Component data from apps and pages
--------------------------------------------------

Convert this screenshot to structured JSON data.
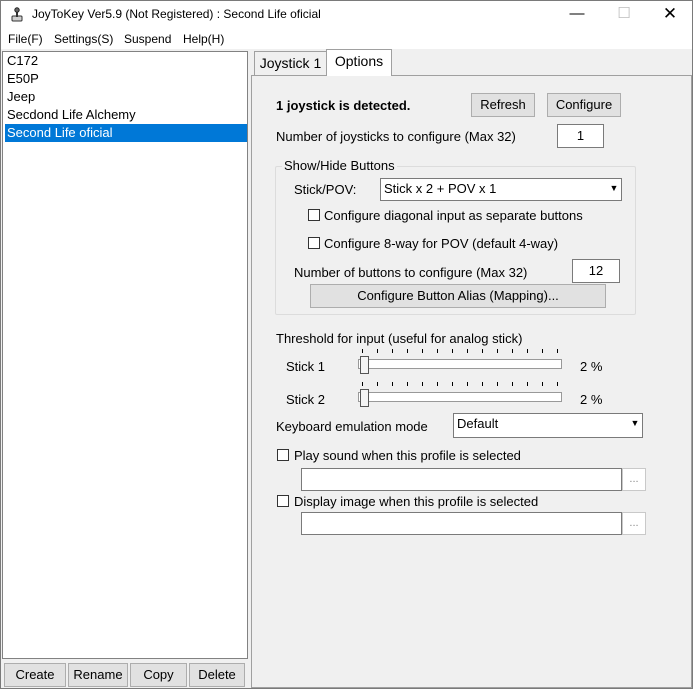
{
  "window": {
    "title": "JoyToKey Ver5.9 (Not Registered) : Second Life oficial",
    "controls": {
      "minimize": "—",
      "maximize": "☐",
      "close": "✕"
    }
  },
  "menu": [
    "File(F)",
    "Settings(S)",
    "Suspend",
    "Help(H)"
  ],
  "profiles": {
    "items": [
      "C172",
      "E50P",
      "Jeep",
      "Secdond Life Alchemy",
      "Second Life oficial"
    ],
    "selected_index": 4
  },
  "profile_buttons": {
    "create": "Create",
    "rename": "Rename",
    "copy": "Copy",
    "delete": "Delete"
  },
  "tabs": [
    {
      "label": "Joystick 1",
      "active": false
    },
    {
      "label": "Options",
      "active": true
    }
  ],
  "options": {
    "detected_text": "1 joystick is detected.",
    "refresh_label": "Refresh",
    "configure_label": "Configure",
    "num_joysticks_label": "Number of joysticks to configure (Max 32)",
    "num_joysticks_value": "1",
    "show_hide_group": {
      "title": "Show/Hide Buttons",
      "stick_pov_label": "Stick/POV:",
      "stick_pov_value": "Stick x 2 + POV x 1",
      "diagonal_label": "Configure diagonal input as separate buttons",
      "diagonal_checked": false,
      "pov8_label": "Configure 8-way for POV (default 4-way)",
      "pov8_checked": false,
      "num_buttons_label": "Number of buttons to configure (Max 32)",
      "num_buttons_value": "12",
      "alias_button_label": "Configure Button Alias (Mapping)..."
    },
    "threshold": {
      "label": "Threshold for input (useful for analog stick)",
      "stick1_label": "Stick 1",
      "stick1_value": "2 %",
      "stick1_level": 2,
      "stick2_label": "Stick 2",
      "stick2_value": "2 %",
      "stick2_level": 2
    },
    "keyboard_mode_label": "Keyboard emulation mode",
    "keyboard_mode_value": "Default",
    "play_sound_label": "Play sound when this profile is selected",
    "play_sound_checked": false,
    "sound_path": "",
    "display_image_label": "Display image when this profile is selected",
    "display_image_checked": false,
    "image_path": "",
    "browse_label": "..."
  },
  "icons": {
    "app": "joytokey-app-icon",
    "dropdown": "chevron-down-icon"
  }
}
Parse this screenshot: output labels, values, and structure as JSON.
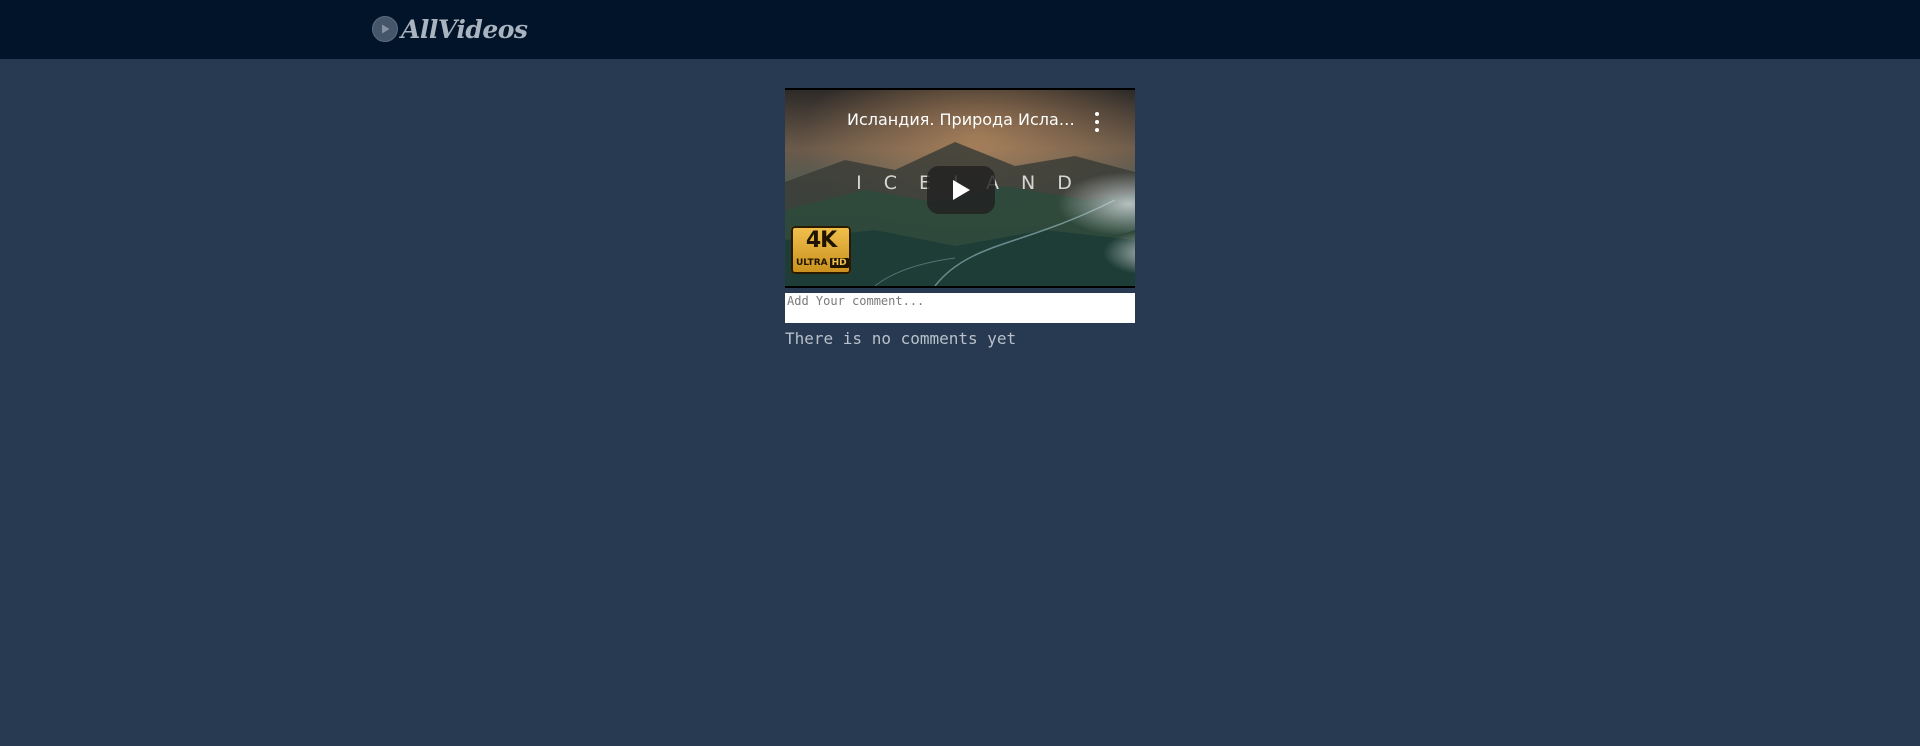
{
  "header": {
    "logo_text": "AllVideos",
    "logo_icon": "play-circle-icon"
  },
  "video": {
    "title": "Исландия. Природа Исландии",
    "overlay_text": "ICELAND",
    "menu_icon": "kebab-menu-icon",
    "play_icon": "play-icon",
    "badge_top": "4K",
    "badge_ultra": "ULTRA",
    "badge_hd": "HD"
  },
  "comments": {
    "placeholder": "Add Your comment...",
    "empty_text": "There is no comments yet"
  },
  "colors": {
    "page_background": "#283a52",
    "header_background": "#021429",
    "logo_text": "#aab4c0",
    "empty_text": "#b8c0c9"
  }
}
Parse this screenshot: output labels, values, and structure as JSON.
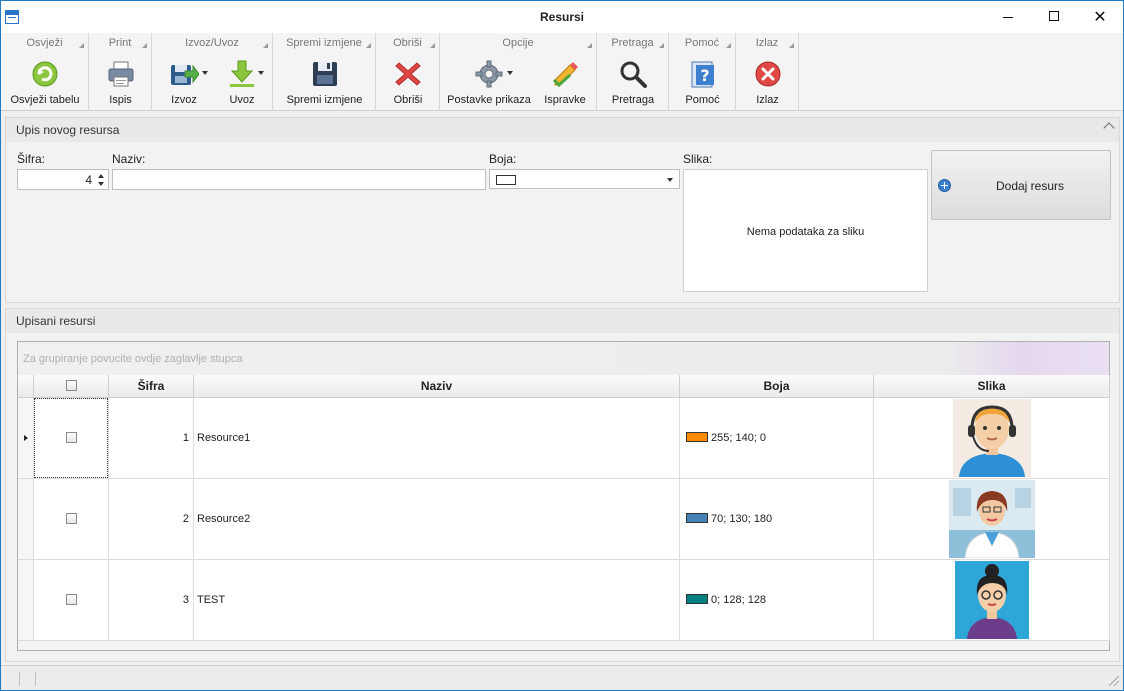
{
  "window": {
    "title": "Resursi"
  },
  "ribbon": {
    "groups": [
      {
        "title": "Osvježi",
        "buttons": [
          {
            "label": "Osvježi tabelu",
            "icon": "refresh-icon"
          }
        ]
      },
      {
        "title": "Print",
        "buttons": [
          {
            "label": "Ispis",
            "icon": "printer-icon"
          }
        ]
      },
      {
        "title": "Izvoz/Uvoz",
        "buttons": [
          {
            "label": "Izvoz",
            "icon": "export-icon"
          },
          {
            "label": "Uvoz",
            "icon": "import-icon"
          }
        ]
      },
      {
        "title": "Spremi izmjene",
        "buttons": [
          {
            "label": "Spremi izmjene",
            "icon": "save-icon"
          }
        ]
      },
      {
        "title": "Obriši",
        "buttons": [
          {
            "label": "Obriši",
            "icon": "delete-icon"
          }
        ]
      },
      {
        "title": "Opcije",
        "buttons": [
          {
            "label": "Postavke prikaza",
            "icon": "gear-icon"
          },
          {
            "label": "Ispravke",
            "icon": "pencil-check-icon"
          }
        ]
      },
      {
        "title": "Pretraga",
        "buttons": [
          {
            "label": "Pretraga",
            "icon": "search-icon"
          }
        ]
      },
      {
        "title": "Pomoć",
        "buttons": [
          {
            "label": "Pomoć",
            "icon": "help-icon"
          }
        ]
      },
      {
        "title": "Izlaz",
        "buttons": [
          {
            "label": "Izlaz",
            "icon": "exit-icon"
          }
        ]
      }
    ]
  },
  "form": {
    "title": "Upis novog resursa",
    "sifra_label": "Šifra:",
    "sifra_value": "4",
    "naziv_label": "Naziv:",
    "naziv_value": "",
    "boja_label": "Boja:",
    "slika_label": "Slika:",
    "slika_empty": "Nema podataka za sliku",
    "add_button": "Dodaj resurs",
    "colors": {
      "swatch": "#ffffff"
    }
  },
  "grid": {
    "title": "Upisani resursi",
    "group_hint": "Za grupiranje povucite ovdje zaglavlje stupca",
    "columns": [
      "Šifra",
      "Naziv",
      "Boja",
      "Slika"
    ],
    "rows": [
      {
        "sifra": "1",
        "naziv": "Resource1",
        "boja": "255; 140; 0",
        "color": "#ff8c00",
        "image": "avatar-support-agent"
      },
      {
        "sifra": "2",
        "naziv": "Resource2",
        "boja": "70; 130; 180",
        "color": "#4682b4",
        "image": "avatar-doctor"
      },
      {
        "sifra": "3",
        "naziv": "TEST",
        "boja": "0; 128; 128",
        "color": "#008080",
        "image": "avatar-woman-glasses"
      }
    ]
  }
}
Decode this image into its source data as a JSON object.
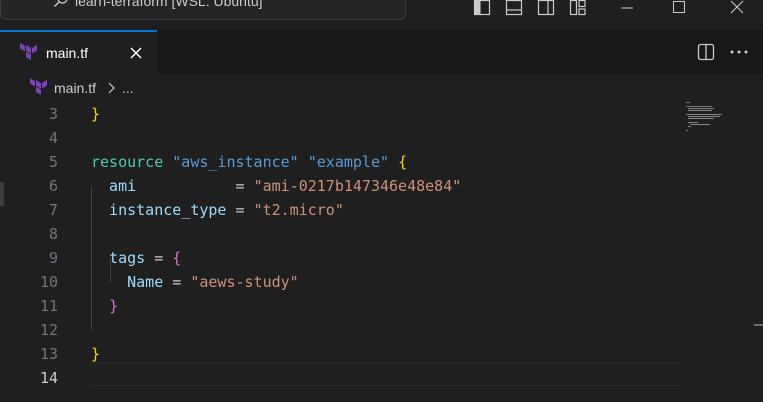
{
  "titlebar": {
    "title": "learn-terraform [WSL: Ubuntu]",
    "icons": [
      "search-icon",
      "toggle-primary-sidebar-icon",
      "toggle-panel-icon",
      "toggle-secondary-sidebar-icon",
      "customize-layout-icon",
      "minimize-icon",
      "maximize-icon",
      "close-window-icon"
    ]
  },
  "tabs": [
    {
      "label": "main.tf",
      "icon": "terraform-icon",
      "active": true
    }
  ],
  "editor_actions": [
    "split-editor-icon",
    "more-actions-icon"
  ],
  "breadcrumb": {
    "file": "main.tf",
    "more": "..."
  },
  "colors": {
    "accent": "#0078d4",
    "terraform": "#7b42bc",
    "keyword": "#4ec9b0",
    "string": "#ce9178",
    "block_label": "#569cd6",
    "attribute": "#9cdcfe",
    "bracket_1": "#ffd700",
    "bracket_2": "#da70d6"
  },
  "code": {
    "current_line": 14,
    "lines": [
      {
        "n": "3",
        "segments": [
          [
            "}",
            "br-y"
          ]
        ]
      },
      {
        "n": "4",
        "segments": []
      },
      {
        "n": "5",
        "segments": [
          [
            "resource",
            "kw"
          ],
          [
            " ",
            "op"
          ],
          [
            "\"aws_instance\"",
            "strb"
          ],
          [
            " ",
            "op"
          ],
          [
            "\"example\"",
            "strb"
          ],
          [
            " ",
            "op"
          ],
          [
            "{",
            "br-y"
          ]
        ]
      },
      {
        "n": "6",
        "segments": [
          [
            "  ami",
            "attr"
          ],
          [
            "           = ",
            "op"
          ],
          [
            "\"ami-0217b147346e48e84\"",
            "str"
          ]
        ]
      },
      {
        "n": "7",
        "segments": [
          [
            "  instance_type",
            "attr"
          ],
          [
            " = ",
            "op"
          ],
          [
            "\"t2.micro\"",
            "str"
          ]
        ]
      },
      {
        "n": "8",
        "segments": []
      },
      {
        "n": "9",
        "segments": [
          [
            "  tags",
            "attr"
          ],
          [
            " = ",
            "op"
          ],
          [
            "{",
            "br-p"
          ]
        ]
      },
      {
        "n": "10",
        "segments": [
          [
            "    Name",
            "attr"
          ],
          [
            " = ",
            "op"
          ],
          [
            "\"aews-study\"",
            "str"
          ]
        ]
      },
      {
        "n": "11",
        "segments": [
          [
            "  ",
            "op"
          ],
          [
            "}",
            "br-p"
          ]
        ]
      },
      {
        "n": "12",
        "segments": []
      },
      {
        "n": "13",
        "segments": [
          [
            "}",
            "br-y"
          ]
        ]
      },
      {
        "n": "14",
        "segments": []
      }
    ]
  }
}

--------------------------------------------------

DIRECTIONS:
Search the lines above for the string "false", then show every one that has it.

RESULT:
      "active": false
      "diagonal_checked": false,
      "pov8_checked": false,
    "play_sound_checked": false,
    "display_image_checked": false,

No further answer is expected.